The film’s cast is excellent. While Owen Vaccaro as Lewis is far from being the movie’s highlight, he does a fine job embodying the grieving process after the loss of his parents. His fear and eventual amazement at the house are tangible, and he works well as the audience avatar throughout the story’s twists and turns. Jack Black is really funny and charming as usual, and does well in his more serious scenes, including one in which he describes the events leading up to leaving his family. His relationship with his nephew is well done and progresses naturally throughout the film, and the rapport he has with Florence is definitely one of the best parts. Speaking of Florence, while she isn’t the main character, Cate Blanchett is definitely a scene-stealer in The House with a Clock in Its Walls. I wasn’t expecting this character to have a tragic backstory and such a wide array of emotions, but she quickly became my favorite character, and the most sympathetic. Cate Blanchett is always great, and she delivers some of the most poignant lines here and does it with passion and flair.
I’m not sure if it comes down to the dialogue, the performance, or both, but I never bought that Lorenza Izzo was Lewis’ mother. She doesn’t look believable as his mom, and in their exchanges, I didn’t feel any warmth from her end. You can see Lewis’ yearning for his parents in his eyes, how much he misses them, but she feels fake in every way. A twist late in the film made me wonder if this was intentional, but if so, it would have been better to get the audience emotionally invested in these moments and their relationship. Kyle MacLachlan plays villain Isaac Izard, who has a history with Jonathan and Florence, and his performance is good. That being said, he’s completely wasted on the film. He has a total of maybe five minutes of screen time, and while his motivations are understandable and his actions terrible, we don’t really get to know the character. This is one aspect of the film that feels like something of a missed opportunity. His wife Selina (Renée Elise Goldsberry) is a nonentity.
Another thing I didn’t love so much is the portion of the film that takes place at Lewis’ school. It’s not that these scenes are bad, and as I mentioned, I appreciate the way they portray his classmates, especially the mean kids.
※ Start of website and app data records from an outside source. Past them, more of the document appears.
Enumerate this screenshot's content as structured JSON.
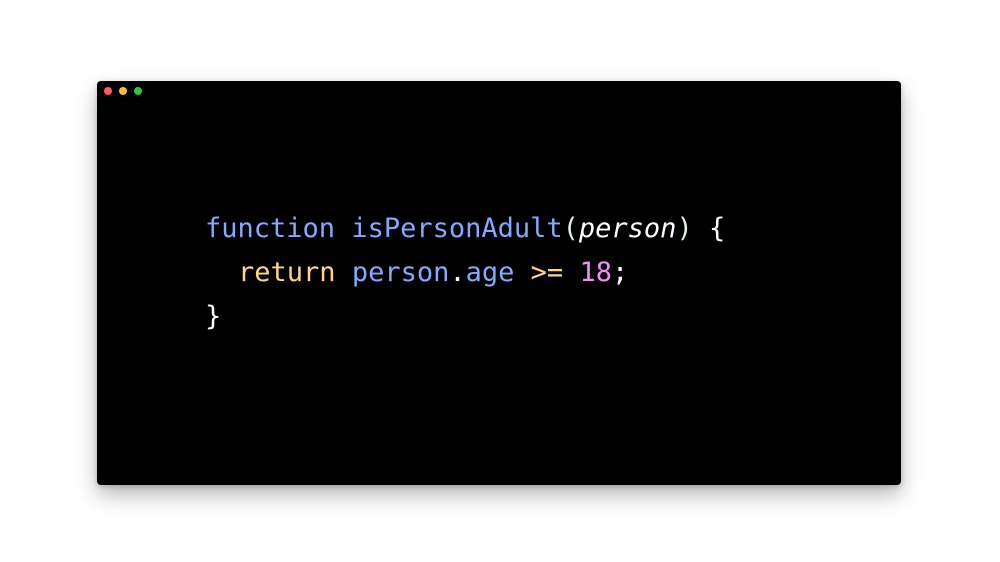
{
  "window": {
    "background": "#000000",
    "controls": [
      {
        "name": "close",
        "color": "#ff5f57"
      },
      {
        "name": "minimize",
        "color": "#febc2e"
      },
      {
        "name": "zoom",
        "color": "#28c840"
      }
    ]
  },
  "code": {
    "lines": [
      [
        {
          "text": "function",
          "color": "#82aaff"
        },
        {
          "text": " ",
          "color": "#ffffff"
        },
        {
          "text": "isPersonAdult",
          "color": "#82aaff"
        },
        {
          "text": "(",
          "color": "#d9f5dd"
        },
        {
          "text": "person",
          "color": "#ffffff",
          "italic": true
        },
        {
          "text": ")",
          "color": "#d9f5dd"
        },
        {
          "text": " ",
          "color": "#ffffff"
        },
        {
          "text": "{",
          "color": "#ffffff"
        }
      ],
      [
        {
          "text": "return",
          "color": "#ffd580"
        },
        {
          "text": " ",
          "color": "#ffffff"
        },
        {
          "text": "person",
          "color": "#82aaff"
        },
        {
          "text": ".",
          "color": "#ffffff"
        },
        {
          "text": "age",
          "color": "#82aaff"
        },
        {
          "text": " ",
          "color": "#ffffff"
        },
        {
          "text": ">=",
          "color": "#ffd580"
        },
        {
          "text": " ",
          "color": "#ffffff"
        },
        {
          "text": "18",
          "color": "#f78cfc"
        },
        {
          "text": ";",
          "color": "#ffffff"
        }
      ],
      [
        {
          "text": "}",
          "color": "#ffffff"
        }
      ]
    ]
  }
}
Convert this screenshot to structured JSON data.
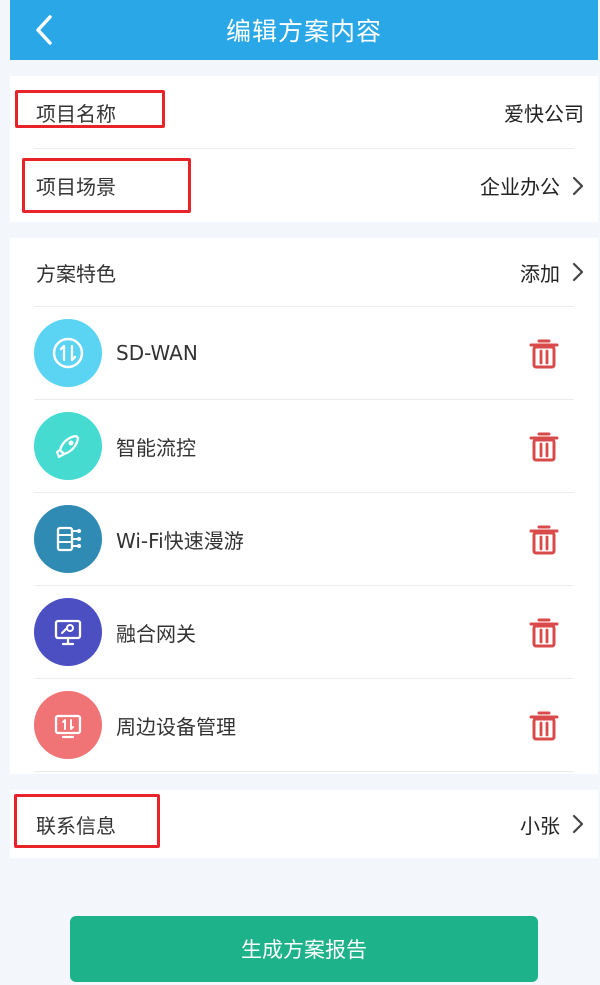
{
  "header": {
    "title": "编辑方案内容"
  },
  "project": {
    "name_label": "项目名称",
    "name_value": "爱快公司",
    "scene_label": "项目场景",
    "scene_value": "企业办公"
  },
  "features": {
    "label": "方案特色",
    "add_label": "添加",
    "items": [
      {
        "name": "SD-WAN",
        "color": "#5bd3f2",
        "icon": "sdwan-icon"
      },
      {
        "name": "智能流控",
        "color": "#45dbd0",
        "icon": "rocket-icon"
      },
      {
        "name": "Wi-Fi快速漫游",
        "color": "#2f8ab4",
        "icon": "server-icon"
      },
      {
        "name": "融合网关",
        "color": "#4b4fc2",
        "icon": "monitor-icon"
      },
      {
        "name": "周边设备管理",
        "color": "#f07375",
        "icon": "device-icon"
      }
    ]
  },
  "contact": {
    "label": "联系信息",
    "value": "小张"
  },
  "submit": {
    "label": "生成方案报告"
  }
}
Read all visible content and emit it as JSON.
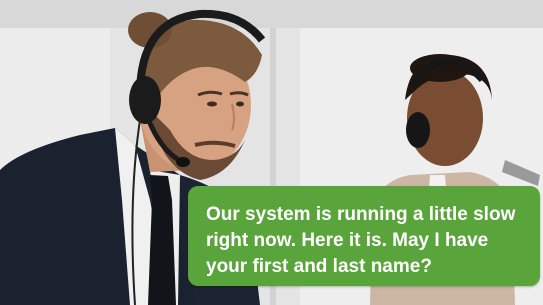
{
  "caption": {
    "lines": [
      "Our system is running a little slow",
      "right now. Here it is. May I have",
      "your first and last name?"
    ],
    "background_color": "#5aa53b",
    "text_color": "#ffffff"
  },
  "colors": {
    "wall": "#e6e6e6",
    "suit": "#1a2230",
    "shirt": "#f2f2f2",
    "beige_jacket": "#cdb9a6",
    "headset": "#1b1b1b"
  }
}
I just found these sequences less interesting than the scenes in Jonathan’s house and Florence’s house. I also felt a lot of secondhand embarrassment for Lewis at school, and while that proves that they’re effective scenes, it also took me back to a time I don’t like remembering. Sort of like with my nitpicks with Finding Neverland, I chalk this one up to personal idiosyncrasies rather than inept filmmaking.
Overall, I really enjoyed The House with a Clock in Its Walls, and it’s worth mentioning that my family did too; I think this is one that will play well to different age groups. This is a scary movie for kids and families, but it never talks down to its audience or sugarcoats the story’s darker aspects. The visuals are gorgeous, the music is creepy, and the cast is tremendous. I didn’t enjoy the school scenes much, and Kyle MacLachlan is under-utilized as the film’s villain, but altogether The House with a Clock in Its Walls is a perfect Halloween movie to take the whole family to see, and I’d recommend it heartily.